The following year Streisand appeared in a run of the Broadway musical "I Can Get it For You Wholesale." She was immediately noticed and a star was born. In 1963 she released her first album and in April 1964, while starring in the musical Funny Girl, she made the cover of TIME magazine.
It took 45 years until she performed again in Canada. She played Montreal, then Toronto in 2006.
Local lore says that Streisand was 'fired' by T & C co-owner Auby Galpern and told that she would never make it as a cabaret singer. That has recently been disputed by a couple of former senior T & C staffers who say that she was released early at the request of her agent to return to the U.S. for work.
In an April 23, 1964 Gene Telpner column, Galpern said of Streisand "I liked her but I thought she dressed very strangely" (she bought her wardrobe at rummage sales to give her an eclectic look).
As for the supper club phenomenon, as other cities around Winnipeg grew in size and status, that old Chicago / Minneapolis / Winnipeg entertainment circuit that had been around since the days of vaudeville began to disappear.
By the mid 1960s clubs relied more on local talent to fill stages and that favoured a new crop of up-and-coming locals including Lenny Breau, The Squires (Neil Young's band) and Chad Allen and the Reflections (later renamed The Guess Who).

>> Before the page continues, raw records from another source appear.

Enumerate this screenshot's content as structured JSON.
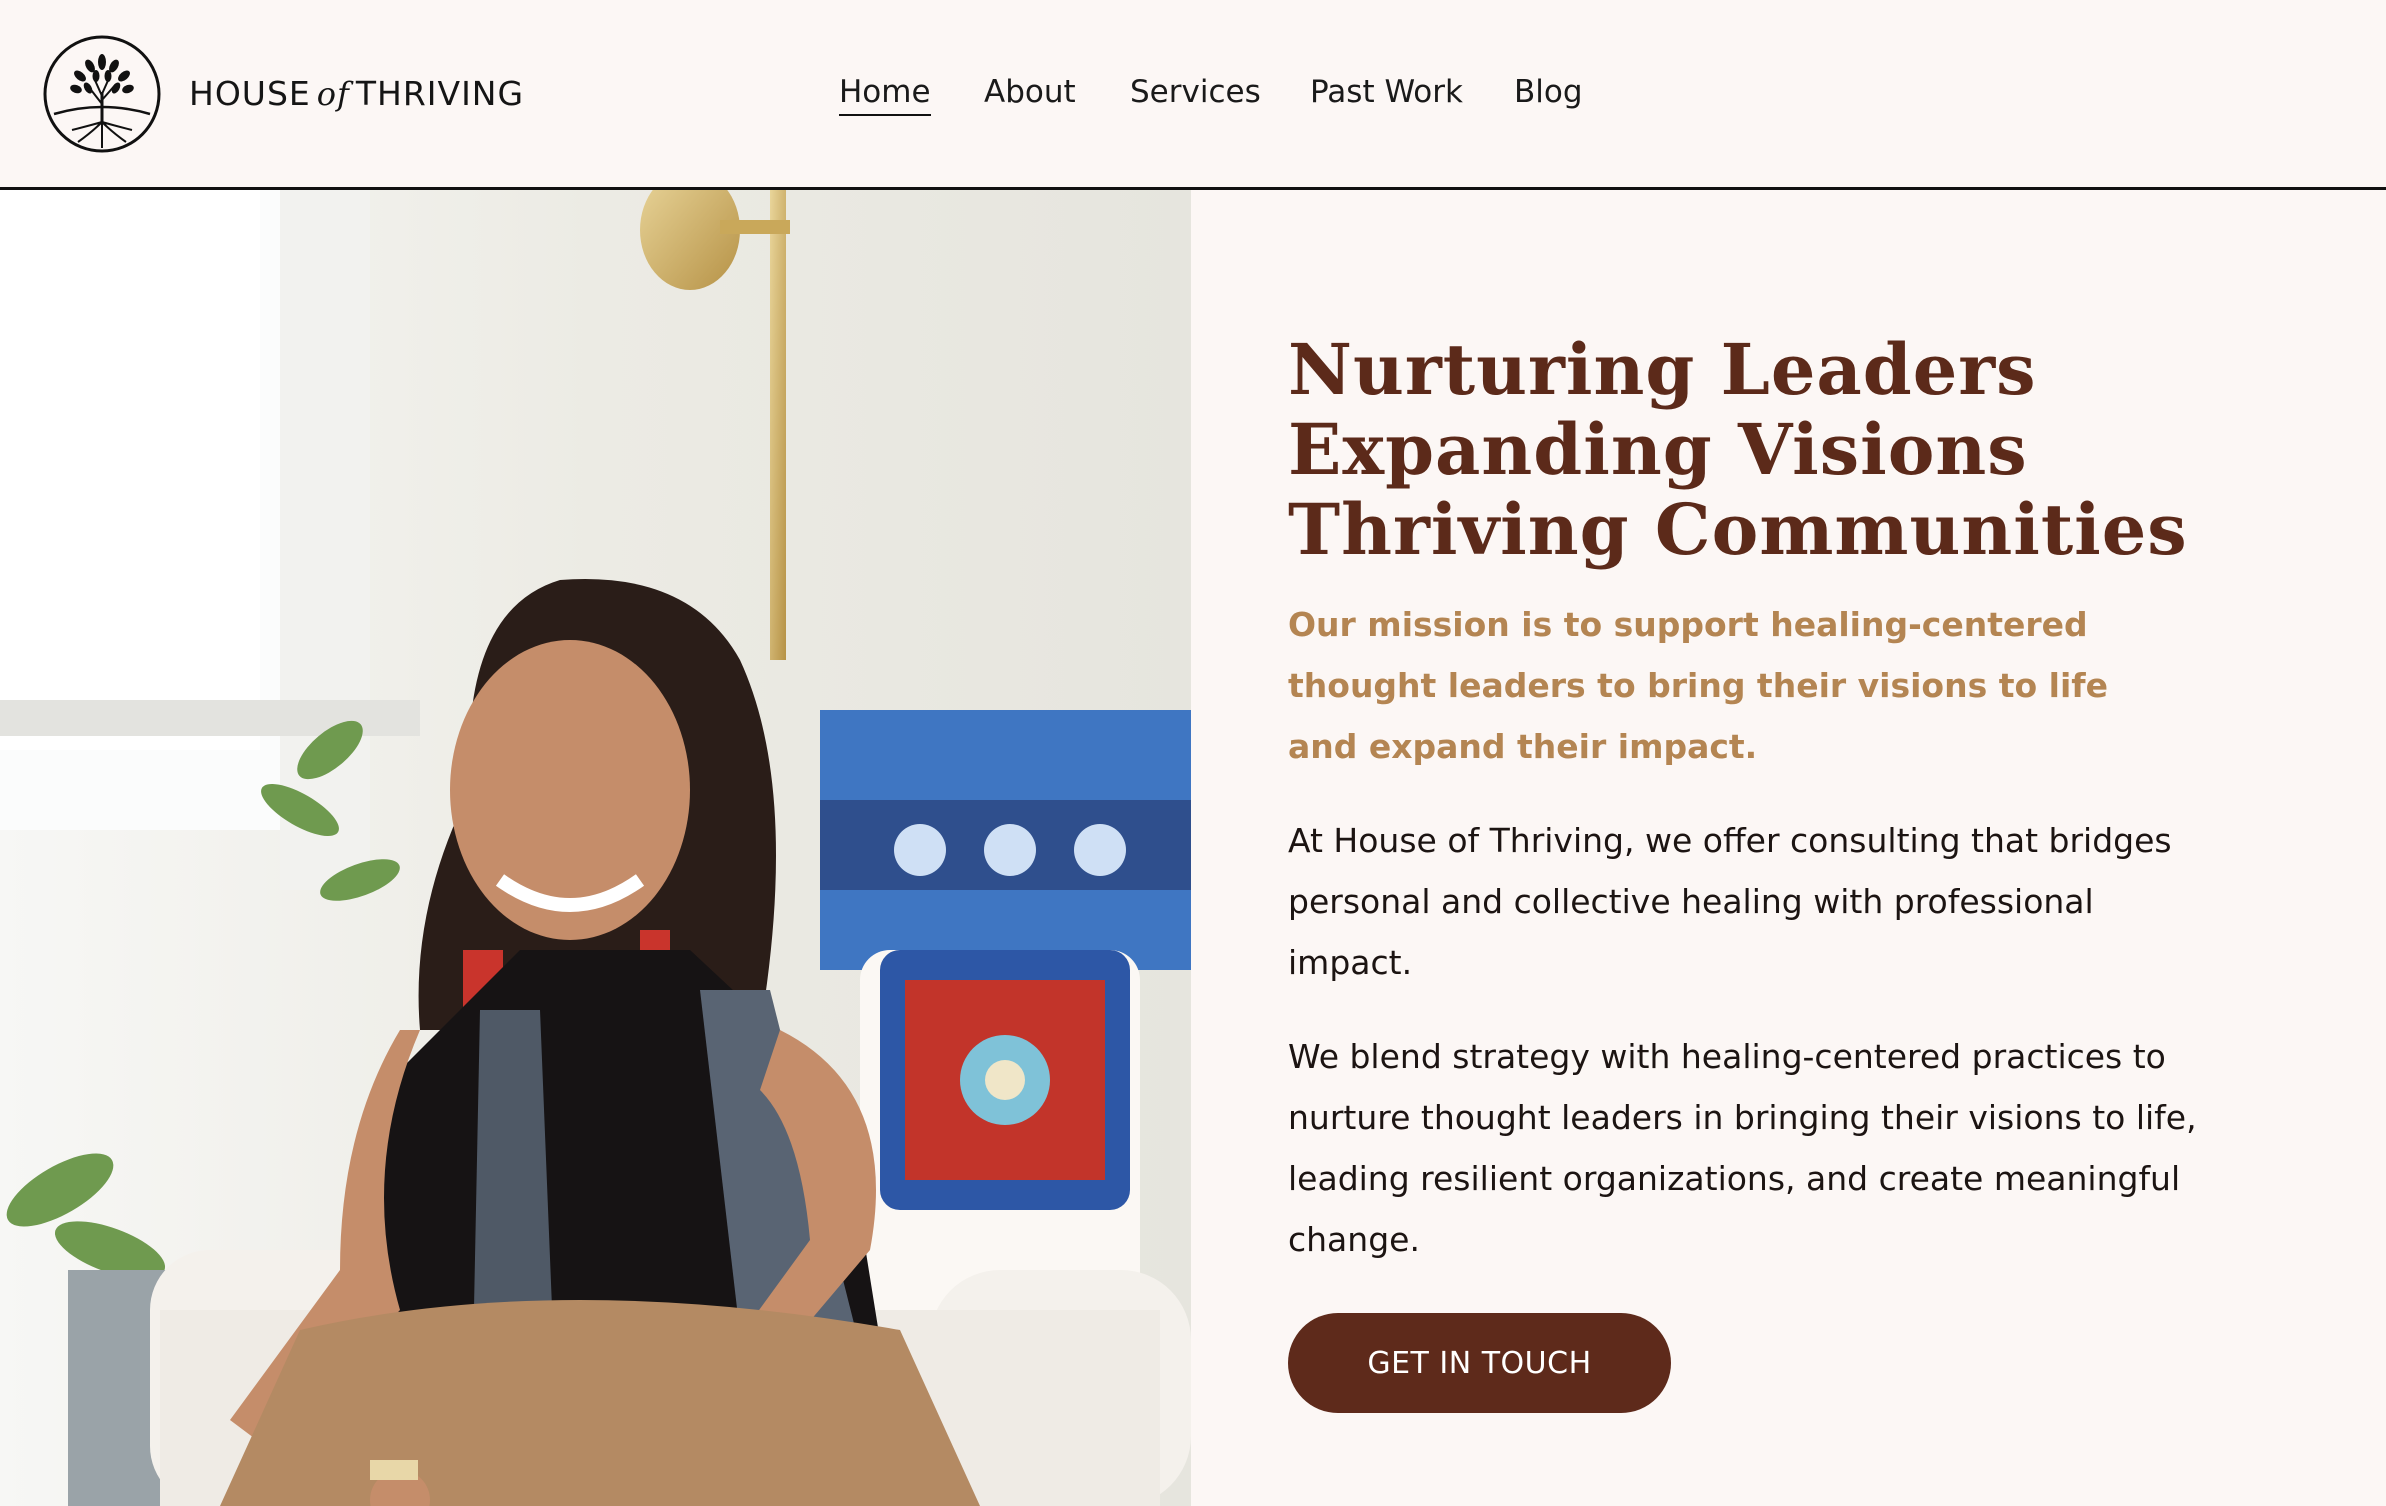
{
  "brand": {
    "name_prefix": "HOUSE",
    "name_connector": "of",
    "name_suffix": "THRIVING",
    "logo_icon": "tree-of-life-icon"
  },
  "nav": {
    "items": [
      {
        "label": "Home",
        "active": true
      },
      {
        "label": "About",
        "active": false
      },
      {
        "label": "Services",
        "active": false
      },
      {
        "label": "Past Work",
        "active": false
      },
      {
        "label": "Blog",
        "active": false
      }
    ]
  },
  "hero": {
    "headline": [
      "Nurturing Leaders",
      "Expanding Visions",
      "Thriving Communities"
    ],
    "mission": "Our mission is to support healing-centered thought leaders to bring their visions to life and expand their impact.",
    "paragraphs": [
      "At House of Thriving, we offer consulting that bridges personal and collective healing with professional impact.",
      "We blend strategy with healing-centered practices to nurture thought leaders in bringing their visions to life, leading resilient organizations, and create meaningful change."
    ],
    "cta_label": "GET IN TOUCH"
  },
  "colors": {
    "background": "#fcf7f5",
    "headline": "#5c2a1a",
    "mission": "#b48552",
    "button": "#5e2a1b"
  }
}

By the late 1960s supper clubs gave way to more informal hotel lounges. From old favourites like the Marlborough (with the Golden Crown) and the McLaren (with the Fiesta Room) to the crop of new hotels like the Gordon chain and Viscout Gort, most hotels had a live music lounge.
The Towers continued into the early 70s when the Ginakes Brothers, (some of whom went on to open the Pony Corral chain), took it over. It was then renovated into Studio 44, Winnipeg's largest discotheque. In 1981 it was renovated again into the Stage West Dinner Theatre.
The building was torn down in 1985 to make way for the Portage Place development.
For more on Streisand in Winnipeg:
A fan site has a page dedicated to the Winnipeg stint and includes an audio clip of the Tonight Show interview (which is where Streisand's Winnipeg quote above comes from). Also see Babs' big night in the 'Peg for some behind the scenes tidbits.
For more on Winnipeg Music clubs in the 1960s:
Canadian Idols CBC